“Something is wrong. I recommend that you abort this pregnancy.”
I was just turning 37 years old when we learned I was pregnant for the first time. I was in awe. And a little bit of shock. Mostly awe. My husband and I were in the middle of a long distance move from Buffalo to Connecticut. I had just been given a promotion and a new position with my company. Soon after settling into our new home in Connecticut, I scheduled my first doctor’s appointment. I was nail-biting nervous and cartwheel-excited all at the same time.
After my exam and first ultrasound, the nurse took me to a room to wait for the doctor. I waited a long time. When the doctor finally arrived, he was very blunt, and opened the conversation with. “Something’s not right. I recommend we abort this pregnancy before it goes any farther.”. I was stunned, and sputtering out questions, trying to get him to tell me more. The doctor assured me that his technician was very competent, and that there were no mistakes. I left in shock, trying to process all that had happened on the way home, and kept shaking my head, whispering, “no…” When I told my husband, he drove us back to the doctor’s office and asked to speak with him privately. We waited in an empty office for a long time. The doctor finally arrived, and was peeved to have been disrupted. He was very obstinate in his recommendation and wouldn’t budge. He became flippant and suggested that we “face the reality of the situation.”
My faith was newer back then, but I had heard enough to believe that God is bigger than our struggles. I felt the fight rise in me as this doctor’s attitude grew worse. I knew that I needed a big God to handle a big situation. As we started to leave the meeting with the doctor, I turned back and looked him in the eye. I simply said, “You don’t know my God.” Then I walked out praying, “God. Please back me up on this. You can have my life. Do whatever you want with it, but please….please just save this baby’s life.”

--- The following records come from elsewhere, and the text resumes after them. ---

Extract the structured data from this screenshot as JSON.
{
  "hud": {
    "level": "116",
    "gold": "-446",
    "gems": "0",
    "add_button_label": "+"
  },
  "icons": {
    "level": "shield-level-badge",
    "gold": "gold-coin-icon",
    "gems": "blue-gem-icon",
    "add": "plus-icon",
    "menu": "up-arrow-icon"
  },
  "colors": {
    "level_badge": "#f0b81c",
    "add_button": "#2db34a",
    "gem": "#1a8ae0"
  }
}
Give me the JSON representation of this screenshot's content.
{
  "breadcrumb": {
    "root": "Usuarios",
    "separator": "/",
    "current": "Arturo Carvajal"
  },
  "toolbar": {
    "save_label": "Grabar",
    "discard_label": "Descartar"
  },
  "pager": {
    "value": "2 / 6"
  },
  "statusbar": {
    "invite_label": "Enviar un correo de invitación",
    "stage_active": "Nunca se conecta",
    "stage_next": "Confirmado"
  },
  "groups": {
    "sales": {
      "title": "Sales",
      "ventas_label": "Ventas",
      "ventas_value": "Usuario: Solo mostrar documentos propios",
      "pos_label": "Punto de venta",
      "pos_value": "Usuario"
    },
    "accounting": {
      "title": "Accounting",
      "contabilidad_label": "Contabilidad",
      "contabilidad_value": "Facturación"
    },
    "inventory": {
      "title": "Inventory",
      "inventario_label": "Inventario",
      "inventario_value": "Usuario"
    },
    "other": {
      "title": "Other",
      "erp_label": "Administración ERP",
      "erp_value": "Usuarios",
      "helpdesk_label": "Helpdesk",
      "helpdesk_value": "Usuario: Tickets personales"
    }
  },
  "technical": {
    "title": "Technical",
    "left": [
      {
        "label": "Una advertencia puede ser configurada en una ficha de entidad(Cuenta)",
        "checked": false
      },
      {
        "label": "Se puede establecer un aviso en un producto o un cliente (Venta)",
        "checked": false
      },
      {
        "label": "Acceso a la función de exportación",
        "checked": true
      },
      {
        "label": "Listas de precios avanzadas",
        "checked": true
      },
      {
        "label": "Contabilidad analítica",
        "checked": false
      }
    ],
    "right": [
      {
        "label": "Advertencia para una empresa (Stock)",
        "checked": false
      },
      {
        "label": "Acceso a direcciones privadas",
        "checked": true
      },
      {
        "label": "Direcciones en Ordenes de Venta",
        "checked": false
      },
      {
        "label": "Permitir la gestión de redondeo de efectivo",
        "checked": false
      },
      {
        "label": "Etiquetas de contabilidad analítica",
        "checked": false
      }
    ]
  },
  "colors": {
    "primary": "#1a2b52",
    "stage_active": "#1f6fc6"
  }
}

We found a new doctor, and they referred us to the nearby renowned neo-natal clinic at Yale University. I was in good hands. Yes, the original genetic counts were off the charts for possible abnormalities. We heard bizarre things like, “fetus might not thrive…”, “baby may not live outside the womb…”, “non-functioning…”. Yes, they were very concerned, but did not encourage me to abort. Instead, they made a plan to monitor the pregnancy very closely. They took a lot of blood work and performed ultrasounds every other week. I didn’t agree to the amniocentesis (sampling amniotic fluid from within in the womb) because I held firm to my belief that God heard that prayer, and was working in the womb.
Eventually, we found out that our little baby was going to be a girl. Soon, she went from a non-functioning embryo to full of life and energy. The ultrasounds started to get exciting as we watched her squirm and flip around. The genetic counts steadily improved until finally, as we hit the middle of the third trimester, the specialists backed off and said that this risk was lowered to that of any other woman in her mid-late thirties. The constant ultrasounds slowed to once a month. I was excited about what God had done for my baby. So were the nurses that had watched it all.
The excitement kept building as we neared the end of the 8th month of pregnancy…just four and half weeks to go. We’d decided on the name Lara, and I couldn’t wait to meet her. As I was leaving work one evening, something changed. I felt fluid leaking. It was just once. Did I imagine that? I went home and made supper, and as I was cleaning up, it happened again. I told my husband that we should go to get checked…just in case. We drove to the hospital and waited for one of my doctors to arrive. After the exam, my doctor shook his head and said that he couldn’t see anything wrong. He suggested that I go home and rest. The nurse sat me up, and my water broke. She quickly called the doctor back in and he simply said, “You’re not going anywhere.”
For the next 24 hours, the doctors tried to induce labor so that I would deliver the baby naturally. My body simply would not respond to the medication. By that time the next evening, I was exhausted, and then the baby’s heart rate showing on the monitor beside me started to slow. She was clearly in distress. The doctors gathered in the hallway and were talking in those hushed tones that make you strain to hear what they are saying. They decided that an emergency cesarean was the best choice, and started preparing me for surgery. Thirty minutes later, they opened the womb to find that the umbilical cord was wrapped twice around the baby’s neck. If my body had responded to the medication, and gone into labor, delivering naturally, it would have strangled her.
From having watched Lara’s life develop on the screen, I firmly believe that God did have His hand on my little girl, from moving us near a place that could help her, to helping the tiny embryo thrive, to finally rescuing her wiggly self when she got into a bind. I am so grateful for a small amount of hope that God could still do miracles. I’m so grateful that I didn’t listen to that doctor. I hope nobody else listens to a doctor that recommends abortion on the first visit. Today, Lara is still very wiggly. She’s a bright, full-of-life, TWELVE year old that loves her Girl Scouts, her friends, and her track team…and mostly her dog, Pickles.. She loves God, too, and I find great peace in knowing that her life is still, will forever be, in His hands.
“For you formed my inward parts; you knitted me together in my mother’s womb.” – Psalm 139:13